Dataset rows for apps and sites

- Opening Delimiter -

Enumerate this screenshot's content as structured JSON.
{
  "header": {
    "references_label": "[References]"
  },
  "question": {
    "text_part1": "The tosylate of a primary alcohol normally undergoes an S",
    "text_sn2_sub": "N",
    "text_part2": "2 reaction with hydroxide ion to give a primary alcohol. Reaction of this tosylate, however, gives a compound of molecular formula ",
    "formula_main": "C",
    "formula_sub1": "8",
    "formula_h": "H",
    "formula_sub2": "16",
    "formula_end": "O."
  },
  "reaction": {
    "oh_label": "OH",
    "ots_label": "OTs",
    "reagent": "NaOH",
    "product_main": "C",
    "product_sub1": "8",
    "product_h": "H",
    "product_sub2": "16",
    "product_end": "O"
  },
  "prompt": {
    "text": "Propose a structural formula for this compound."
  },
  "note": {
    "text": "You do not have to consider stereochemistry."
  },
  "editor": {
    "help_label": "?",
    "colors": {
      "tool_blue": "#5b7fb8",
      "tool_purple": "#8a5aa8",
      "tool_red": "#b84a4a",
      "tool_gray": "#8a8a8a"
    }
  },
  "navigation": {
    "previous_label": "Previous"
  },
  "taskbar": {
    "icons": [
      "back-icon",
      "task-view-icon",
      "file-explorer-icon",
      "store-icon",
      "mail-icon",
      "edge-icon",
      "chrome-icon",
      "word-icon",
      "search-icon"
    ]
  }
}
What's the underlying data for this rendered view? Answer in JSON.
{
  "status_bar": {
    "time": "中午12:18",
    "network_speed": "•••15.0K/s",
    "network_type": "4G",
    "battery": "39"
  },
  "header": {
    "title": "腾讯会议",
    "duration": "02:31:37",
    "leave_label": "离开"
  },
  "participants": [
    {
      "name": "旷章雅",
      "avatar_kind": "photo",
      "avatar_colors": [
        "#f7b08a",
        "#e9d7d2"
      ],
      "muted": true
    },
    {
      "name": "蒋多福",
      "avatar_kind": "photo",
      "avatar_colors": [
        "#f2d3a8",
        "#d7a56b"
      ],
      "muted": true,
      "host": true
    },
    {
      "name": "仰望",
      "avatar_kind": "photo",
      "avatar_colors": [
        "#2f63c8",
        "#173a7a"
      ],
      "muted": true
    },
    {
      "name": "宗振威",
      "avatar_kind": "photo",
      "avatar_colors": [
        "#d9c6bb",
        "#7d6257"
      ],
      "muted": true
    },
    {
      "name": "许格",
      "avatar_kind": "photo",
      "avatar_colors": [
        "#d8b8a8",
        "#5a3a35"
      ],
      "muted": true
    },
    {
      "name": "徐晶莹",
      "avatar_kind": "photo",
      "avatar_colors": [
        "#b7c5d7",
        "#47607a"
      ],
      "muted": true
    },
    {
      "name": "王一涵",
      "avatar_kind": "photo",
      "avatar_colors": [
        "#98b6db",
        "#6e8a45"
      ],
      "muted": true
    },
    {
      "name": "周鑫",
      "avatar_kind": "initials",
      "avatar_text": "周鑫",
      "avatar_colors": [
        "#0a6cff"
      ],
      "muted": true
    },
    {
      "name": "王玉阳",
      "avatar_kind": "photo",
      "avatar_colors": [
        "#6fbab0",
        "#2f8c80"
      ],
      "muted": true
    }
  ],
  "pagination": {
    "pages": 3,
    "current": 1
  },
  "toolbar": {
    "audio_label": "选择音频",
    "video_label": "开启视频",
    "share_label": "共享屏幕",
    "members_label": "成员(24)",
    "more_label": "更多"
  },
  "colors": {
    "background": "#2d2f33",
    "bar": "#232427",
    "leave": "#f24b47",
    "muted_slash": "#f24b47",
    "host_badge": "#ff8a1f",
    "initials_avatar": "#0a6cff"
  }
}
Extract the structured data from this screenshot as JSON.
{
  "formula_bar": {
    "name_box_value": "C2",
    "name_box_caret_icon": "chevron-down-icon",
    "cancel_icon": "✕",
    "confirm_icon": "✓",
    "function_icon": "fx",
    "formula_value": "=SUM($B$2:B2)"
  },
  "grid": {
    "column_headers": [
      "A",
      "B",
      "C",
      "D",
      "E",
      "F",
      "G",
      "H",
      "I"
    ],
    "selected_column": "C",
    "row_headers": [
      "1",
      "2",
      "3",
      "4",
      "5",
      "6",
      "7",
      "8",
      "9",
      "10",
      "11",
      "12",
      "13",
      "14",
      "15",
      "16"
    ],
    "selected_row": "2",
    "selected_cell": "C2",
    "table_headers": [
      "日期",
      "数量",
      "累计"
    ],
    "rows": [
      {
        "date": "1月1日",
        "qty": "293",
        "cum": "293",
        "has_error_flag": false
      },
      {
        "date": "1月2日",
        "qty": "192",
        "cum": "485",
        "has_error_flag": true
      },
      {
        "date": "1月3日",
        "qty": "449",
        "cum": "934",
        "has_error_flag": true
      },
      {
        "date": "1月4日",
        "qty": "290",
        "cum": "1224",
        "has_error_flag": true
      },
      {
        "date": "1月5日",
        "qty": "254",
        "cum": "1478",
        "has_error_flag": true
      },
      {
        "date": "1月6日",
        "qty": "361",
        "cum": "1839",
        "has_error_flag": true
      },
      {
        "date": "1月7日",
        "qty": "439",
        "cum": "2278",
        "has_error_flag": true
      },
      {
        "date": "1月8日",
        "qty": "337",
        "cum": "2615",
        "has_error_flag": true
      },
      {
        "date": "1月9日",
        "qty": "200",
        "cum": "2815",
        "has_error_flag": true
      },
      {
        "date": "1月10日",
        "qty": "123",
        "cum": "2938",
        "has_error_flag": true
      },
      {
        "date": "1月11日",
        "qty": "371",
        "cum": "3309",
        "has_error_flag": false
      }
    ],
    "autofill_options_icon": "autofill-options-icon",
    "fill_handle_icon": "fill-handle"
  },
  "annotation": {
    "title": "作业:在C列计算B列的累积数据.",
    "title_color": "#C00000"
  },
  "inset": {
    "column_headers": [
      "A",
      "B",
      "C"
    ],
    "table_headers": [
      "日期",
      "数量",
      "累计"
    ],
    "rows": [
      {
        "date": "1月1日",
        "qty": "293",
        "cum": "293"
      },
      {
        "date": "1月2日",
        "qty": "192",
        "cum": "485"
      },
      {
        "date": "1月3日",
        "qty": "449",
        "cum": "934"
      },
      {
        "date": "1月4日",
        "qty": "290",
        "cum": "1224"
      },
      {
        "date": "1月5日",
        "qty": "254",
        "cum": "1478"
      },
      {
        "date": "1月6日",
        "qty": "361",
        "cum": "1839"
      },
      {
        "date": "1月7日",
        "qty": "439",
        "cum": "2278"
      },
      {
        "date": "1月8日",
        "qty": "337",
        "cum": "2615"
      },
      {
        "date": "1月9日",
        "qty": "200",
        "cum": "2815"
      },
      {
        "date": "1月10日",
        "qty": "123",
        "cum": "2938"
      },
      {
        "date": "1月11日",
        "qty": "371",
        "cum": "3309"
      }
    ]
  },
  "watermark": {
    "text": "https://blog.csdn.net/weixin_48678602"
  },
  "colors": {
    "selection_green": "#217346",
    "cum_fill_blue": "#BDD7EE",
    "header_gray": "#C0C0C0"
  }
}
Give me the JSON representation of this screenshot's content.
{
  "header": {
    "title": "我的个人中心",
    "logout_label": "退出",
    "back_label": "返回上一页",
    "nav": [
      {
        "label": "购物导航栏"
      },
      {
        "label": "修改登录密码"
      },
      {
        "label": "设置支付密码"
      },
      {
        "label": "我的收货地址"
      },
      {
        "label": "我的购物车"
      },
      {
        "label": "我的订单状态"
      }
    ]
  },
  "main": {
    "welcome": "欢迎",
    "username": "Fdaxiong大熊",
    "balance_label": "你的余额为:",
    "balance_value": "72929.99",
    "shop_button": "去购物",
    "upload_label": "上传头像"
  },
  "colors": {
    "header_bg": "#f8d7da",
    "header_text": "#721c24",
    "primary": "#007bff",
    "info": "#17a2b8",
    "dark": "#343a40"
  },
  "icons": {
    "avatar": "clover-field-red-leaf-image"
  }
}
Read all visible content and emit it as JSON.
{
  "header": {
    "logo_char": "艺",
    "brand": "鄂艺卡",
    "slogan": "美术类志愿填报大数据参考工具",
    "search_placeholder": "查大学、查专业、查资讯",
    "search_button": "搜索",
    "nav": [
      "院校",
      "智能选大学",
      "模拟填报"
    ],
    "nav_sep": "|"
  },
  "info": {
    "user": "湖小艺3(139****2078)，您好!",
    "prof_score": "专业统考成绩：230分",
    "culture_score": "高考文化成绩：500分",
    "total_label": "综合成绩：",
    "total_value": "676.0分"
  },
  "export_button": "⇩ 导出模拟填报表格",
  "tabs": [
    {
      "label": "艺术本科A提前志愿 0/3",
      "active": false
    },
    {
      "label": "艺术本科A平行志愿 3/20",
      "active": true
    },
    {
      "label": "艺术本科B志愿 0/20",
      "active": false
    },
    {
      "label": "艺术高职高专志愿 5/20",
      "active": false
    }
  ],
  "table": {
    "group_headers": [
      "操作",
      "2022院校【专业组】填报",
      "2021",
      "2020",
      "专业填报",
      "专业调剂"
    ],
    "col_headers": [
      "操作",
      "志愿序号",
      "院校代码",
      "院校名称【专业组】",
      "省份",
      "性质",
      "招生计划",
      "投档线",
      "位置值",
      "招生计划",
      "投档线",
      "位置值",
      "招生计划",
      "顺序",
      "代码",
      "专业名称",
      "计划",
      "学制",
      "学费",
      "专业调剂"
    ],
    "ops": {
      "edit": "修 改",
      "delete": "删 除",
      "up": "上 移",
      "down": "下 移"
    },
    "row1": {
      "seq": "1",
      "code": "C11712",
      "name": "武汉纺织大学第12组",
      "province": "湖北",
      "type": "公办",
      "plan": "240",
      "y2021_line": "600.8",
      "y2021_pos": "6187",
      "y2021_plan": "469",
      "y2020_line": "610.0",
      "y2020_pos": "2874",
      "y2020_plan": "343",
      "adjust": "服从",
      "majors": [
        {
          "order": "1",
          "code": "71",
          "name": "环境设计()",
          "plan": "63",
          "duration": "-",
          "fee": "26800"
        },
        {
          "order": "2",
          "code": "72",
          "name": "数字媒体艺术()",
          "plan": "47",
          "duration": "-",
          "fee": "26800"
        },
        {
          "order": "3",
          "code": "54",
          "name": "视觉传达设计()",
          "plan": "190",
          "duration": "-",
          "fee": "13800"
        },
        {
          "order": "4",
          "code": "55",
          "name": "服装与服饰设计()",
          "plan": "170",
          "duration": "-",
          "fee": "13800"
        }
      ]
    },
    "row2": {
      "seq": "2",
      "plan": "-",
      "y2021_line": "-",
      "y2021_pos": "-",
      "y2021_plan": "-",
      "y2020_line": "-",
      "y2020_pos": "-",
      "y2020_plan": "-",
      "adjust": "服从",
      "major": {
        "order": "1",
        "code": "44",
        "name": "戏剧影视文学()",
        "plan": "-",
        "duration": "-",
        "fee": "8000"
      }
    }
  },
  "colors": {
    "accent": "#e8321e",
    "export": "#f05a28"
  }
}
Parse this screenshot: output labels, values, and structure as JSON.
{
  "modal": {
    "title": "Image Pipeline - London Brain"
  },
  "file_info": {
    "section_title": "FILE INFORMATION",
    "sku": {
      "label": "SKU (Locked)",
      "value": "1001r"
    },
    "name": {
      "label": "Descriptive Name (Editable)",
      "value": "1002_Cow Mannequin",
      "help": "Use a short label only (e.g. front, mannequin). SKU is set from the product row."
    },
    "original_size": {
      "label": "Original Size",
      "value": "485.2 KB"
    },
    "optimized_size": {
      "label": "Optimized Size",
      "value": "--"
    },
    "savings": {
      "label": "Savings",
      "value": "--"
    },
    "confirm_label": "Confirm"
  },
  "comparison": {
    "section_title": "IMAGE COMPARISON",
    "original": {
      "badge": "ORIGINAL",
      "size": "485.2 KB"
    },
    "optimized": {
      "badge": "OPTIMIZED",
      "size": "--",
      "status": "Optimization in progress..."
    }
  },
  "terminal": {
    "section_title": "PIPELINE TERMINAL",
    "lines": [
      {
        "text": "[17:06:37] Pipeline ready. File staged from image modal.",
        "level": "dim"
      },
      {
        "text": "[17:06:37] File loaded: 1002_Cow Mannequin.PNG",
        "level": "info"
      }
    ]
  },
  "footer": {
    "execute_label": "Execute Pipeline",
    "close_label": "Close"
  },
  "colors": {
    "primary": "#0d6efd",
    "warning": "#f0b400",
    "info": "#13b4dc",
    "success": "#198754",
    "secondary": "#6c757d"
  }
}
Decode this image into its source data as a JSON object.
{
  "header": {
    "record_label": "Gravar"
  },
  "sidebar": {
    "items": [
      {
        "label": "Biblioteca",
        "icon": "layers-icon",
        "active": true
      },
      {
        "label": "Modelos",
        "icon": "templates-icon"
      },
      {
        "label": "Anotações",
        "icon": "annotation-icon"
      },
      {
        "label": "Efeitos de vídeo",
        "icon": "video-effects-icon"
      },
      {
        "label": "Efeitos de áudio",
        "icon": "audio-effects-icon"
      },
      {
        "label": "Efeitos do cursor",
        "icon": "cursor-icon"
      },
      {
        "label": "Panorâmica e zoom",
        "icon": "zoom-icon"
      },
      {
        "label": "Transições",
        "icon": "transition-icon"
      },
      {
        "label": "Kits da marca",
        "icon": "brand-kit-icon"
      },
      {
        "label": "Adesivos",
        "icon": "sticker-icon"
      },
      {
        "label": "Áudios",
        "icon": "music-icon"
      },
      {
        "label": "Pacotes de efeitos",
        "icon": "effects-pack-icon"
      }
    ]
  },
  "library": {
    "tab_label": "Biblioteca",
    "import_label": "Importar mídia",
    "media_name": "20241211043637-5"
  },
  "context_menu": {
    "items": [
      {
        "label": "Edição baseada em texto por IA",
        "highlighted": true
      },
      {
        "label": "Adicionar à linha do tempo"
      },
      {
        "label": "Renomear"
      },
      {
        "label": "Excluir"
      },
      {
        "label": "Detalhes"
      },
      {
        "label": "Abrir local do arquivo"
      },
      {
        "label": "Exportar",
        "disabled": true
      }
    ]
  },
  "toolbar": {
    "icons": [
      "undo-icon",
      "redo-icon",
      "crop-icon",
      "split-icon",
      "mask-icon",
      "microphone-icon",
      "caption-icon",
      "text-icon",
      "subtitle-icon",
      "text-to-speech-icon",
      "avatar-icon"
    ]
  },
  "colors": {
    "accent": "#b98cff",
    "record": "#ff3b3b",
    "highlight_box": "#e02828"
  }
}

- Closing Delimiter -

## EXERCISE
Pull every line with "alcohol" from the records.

## RESPONSE
    "text_part1": "The tosylate of a primary alcohol normally undergoes an S",
    "text_part2": "2 reaction with hydroxide ion to give a primary alcohol. Reaction of this tosylate, however, gives a compound of molecular formula ",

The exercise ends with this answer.